This meticulously researched and photographed account follows three University of Montana scientists and their interdisciplinary work with osprey: fish-catching birds with gigantic nests and a family that functions with teamwork and cooperation. Today the osprey is studied to monitor the effects of mercury on living things. The osprey hunts in a very small area around its large nest and so scientists can pinpoint where mercury is coming from. In Missoula, Montana, the scientists have been following ospreys for six years, collecting data on the amount of contaminants found on their feathers and in their blood. The rivers and streams in Western Montana are still suffering effects from inappropriate mining activities performed more than a hundred years ago. This man-made pollution is still dangerous to people and to wildlife.
"Under the careful supervision of forest rangers and volunteers on an island off the New Zealand coast, the nearly extinct, flightless Kakapo parrot is the object of an intensive rescue effort described by this experienced writer-photographer team...As always, theand#160;photographer's remarkable and clearly reproduced photographs support and enhance the text. The book's careful design is unobtrusive: The progress of an opening egg sets off page numbers, and fern patterns provide a subtle decoration. Bibliography and a website encourageand#160;readers' further explorations. Wonderful."and#8212; Kirkus, starred review
"Montgomeryand#8217;s delight in her subject is contagious, and throughout her enthusiastic text, she nimbly blends scientific and historical facts with immediate, sensory descriptions of fieldwork. Young readers will be fascinated."and#8212;Booklist, starred review "Take a parrot. Color it green. Give it soft, fluffy feathers, and whiskers. Give it sumo proportions and take away its power of flight. Make it nocturnal, and have it nest underground. Aha! A kakapo!...Excellent photos and a readable, conversational text provide an intimate look at a concerted effort to save a drastically endangered species unfamiliar to most of the world outside Down Under. Readers who enjoyed this author/photographer teamand#8217;s The Tarantula Scientist (2007) or Quest for the Tree Kangaroo (2006, both Houghton) will gobble up this tribute to ecological science in action." and#8212;School Library Journal, starred review
"More than most books about environmentalism or endangered species, this will encourage kids to consider how hands-on action can genuinely make a difference and how scientific contributions can be made by people who never go near a test tube."and#8212;The Bulletin, starred review
andquot;Well researched and clearly writtenandhellip;a solid addition so science collections.andquot;
andquot;The pages are filled with current and historical photographs...Patent introduces readers to field and laboratory research conducted by scientists.andquot;
andmdash;Horn Book Magazine
On remote Codfish Island off the southern coast of New Zealand live the last ninety-one kakapo parrots on earth.

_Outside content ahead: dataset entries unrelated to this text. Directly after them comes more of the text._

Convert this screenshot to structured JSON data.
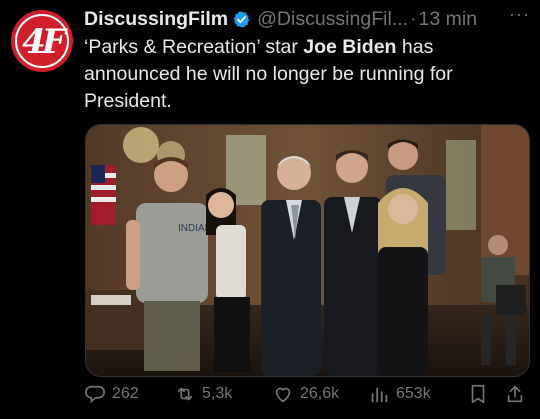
{
  "tweet": {
    "display_name": "DiscussingFilm",
    "handle": "@DiscussingFil...",
    "separator": "·",
    "time": "13 min",
    "more_label": "···",
    "text_before": "‘Parks & Recreation’ star ",
    "text_bold": "Joe Biden",
    "text_after": " has announced he will no longer be running for President.",
    "photo_sign_text": "INDIANA"
  },
  "avatar": {
    "mark": "4F",
    "color": "#d01f2b"
  },
  "actions": {
    "replies": "262",
    "reposts": "5,3k",
    "likes": "26,6k",
    "views": "653k"
  },
  "colors": {
    "accent": "#1d9bf0",
    "muted": "#71767b",
    "text": "#e7e9ea",
    "background": "#000000"
  }
}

These trusting, flightless, and beautiful birdsand#8212;the largest and most unusual parrots on earthand#8212;have suffered devastating population loss.

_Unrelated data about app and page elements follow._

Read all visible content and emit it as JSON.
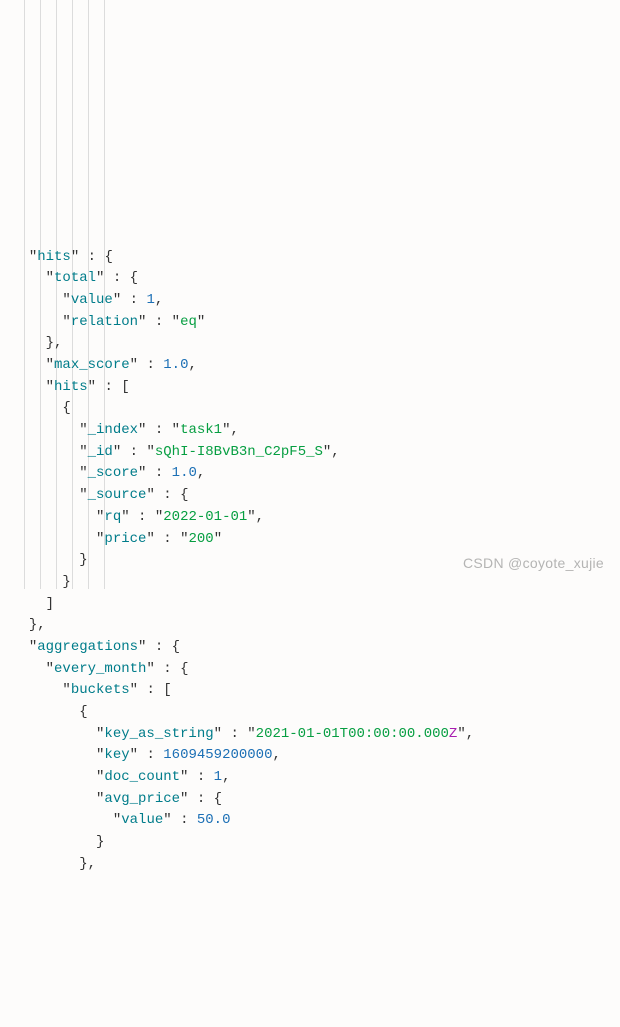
{
  "watermark": "CSDN @coyote_xujie",
  "json": {
    "hits_key": "hits",
    "total_key": "total",
    "value_key": "value",
    "relation_key": "relation",
    "max_score_key": "max_score",
    "index_key": "_index",
    "id_key": "_id",
    "score_key": "_score",
    "source_key": "_source",
    "rq_key": "rq",
    "price_key": "price",
    "aggregations_key": "aggregations",
    "every_month_key": "every_month",
    "buckets_key": "buckets",
    "key_as_string_key": "key_as_string",
    "key_key": "key",
    "doc_count_key": "doc_count",
    "avg_price_key": "avg_price",
    "total_value": "1",
    "relation_value": "eq",
    "max_score_value": "1.0",
    "index_value": "task1",
    "id_value": "sQhI-I8BvB3n_C2pF5_S",
    "score_value": "1.0",
    "rq_value": "2022-01-01",
    "price_value": "200",
    "key_as_string_value_prefix": "2021-01-01T00:00:00.000",
    "key_as_string_value_z": "Z",
    "key_value": "1609459200000",
    "doc_count_value": "1",
    "avg_price_value": "50.0"
  }
}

Now, on an island refuge with the last of the species, New Zealandand#8217;s National Kakapo Recovery Team is working to restore the kakapo population. With the help of fourteen humans who share a single hut and a passion for saving these odd ground-dwelling birds, the kakapo are making a comeback in New Zealand.

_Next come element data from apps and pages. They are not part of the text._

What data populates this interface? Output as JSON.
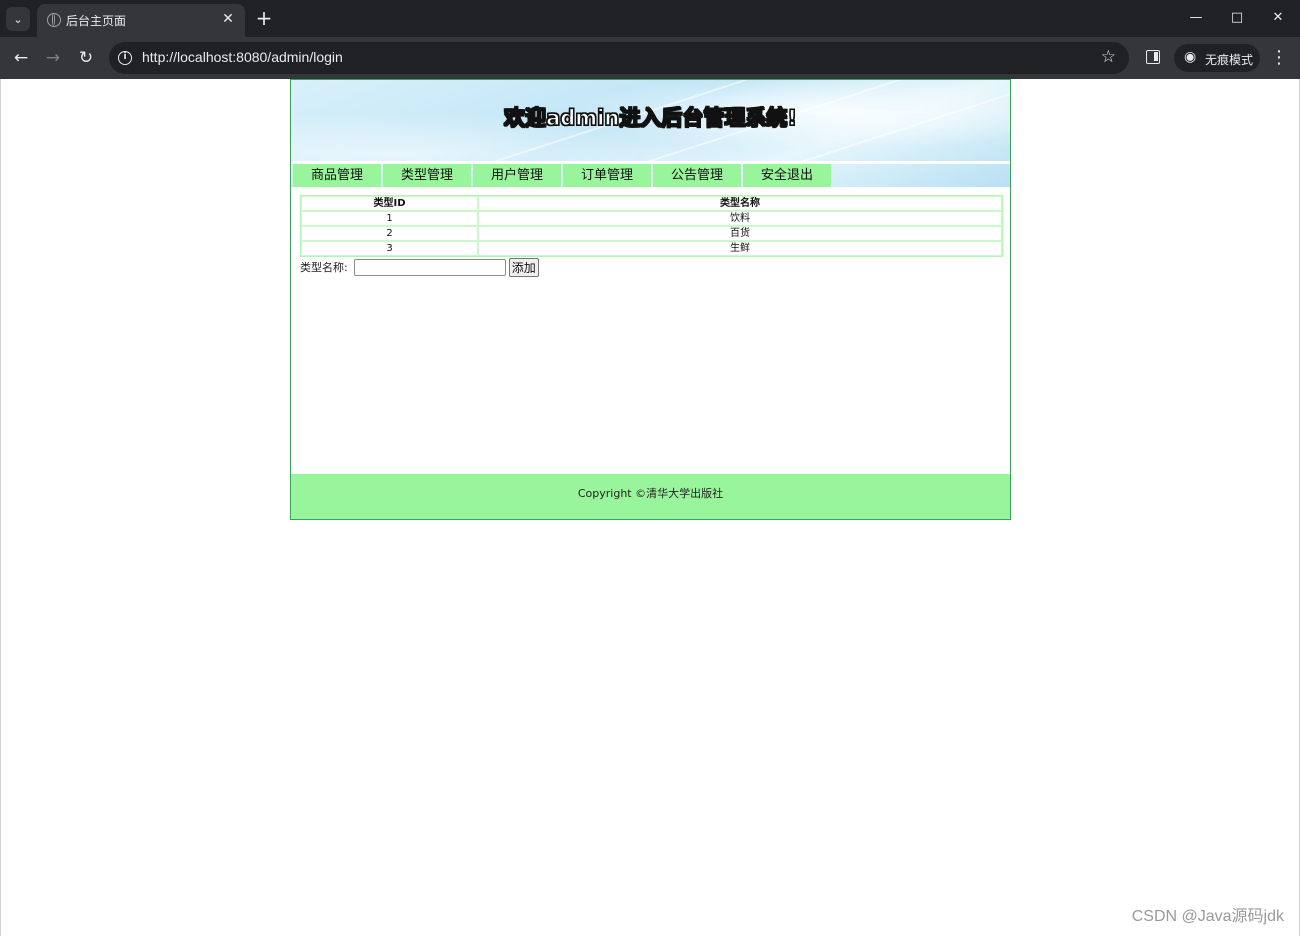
{
  "browser": {
    "tab_title": "后台主页面",
    "url": "http://localhost:8080/admin/login",
    "incognito_label": "无痕模式"
  },
  "banner": {
    "title": "欢迎admin进入后台管理系统!"
  },
  "menu": [
    {
      "label": "商品管理"
    },
    {
      "label": "类型管理"
    },
    {
      "label": "用户管理"
    },
    {
      "label": "订单管理"
    },
    {
      "label": "公告管理"
    },
    {
      "label": "安全退出"
    }
  ],
  "table": {
    "headers": [
      "类型ID",
      "类型名称"
    ],
    "rows": [
      [
        "1",
        "饮料"
      ],
      [
        "2",
        "百货"
      ],
      [
        "3",
        "生鲜"
      ]
    ]
  },
  "add_form": {
    "label": "类型名称:",
    "input_value": "",
    "button_label": "添加"
  },
  "footer": {
    "text": "Copyright ©清华大学出版社"
  },
  "watermark": "CSDN @Java源码jdk",
  "colors": {
    "menu_bg": "#99f59b",
    "footer_bg": "#99f59b",
    "page_border": "#3aa35a",
    "chrome_dark": "#202124",
    "chrome_toolbar": "#35363a"
  }
}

Follow intrepid animal lovers Sy Montgomery and Nic Bishop on a ten-day excursion to witness the exciting events in the life of the kakapo.
KAKAPO RESCUEand#160;gives young readers a first hand account of the efforts to save one of the worldand#39;s rarest and more unusual birds, the kakapo. Part of the Scientist in the Field series.
A stunning addition to the Scientists in the Field series that explores mercury pollution found in the rivers and streams of Western Montanaand#160;that might cause harm to humans--and the extinction ofand#160;the entireand#160;ospreyand#160;species.
About the Author
Sy Montgomery is an author,andnbsp;naturalist, newspaper columnist,andnbsp;scriptwriter, and radio commentator who writes award-winning books for children as well as adults. She lives in Hancock, New Hampshire.andnbsp;Visit her website at symontgomery.com. andnbsp;andnbsp;andnbsp;andnbsp; Syandnbsp;Montgomery and photographer Nic Bishop won theandnbsp;Sibert Medal in 2011andnbsp;for their collaborative work on Kakapo Rescue:andnbsp;Saving the World's Strangest Parrot,andnbsp;another Scientist in the Field title.andnbsp;andnbsp;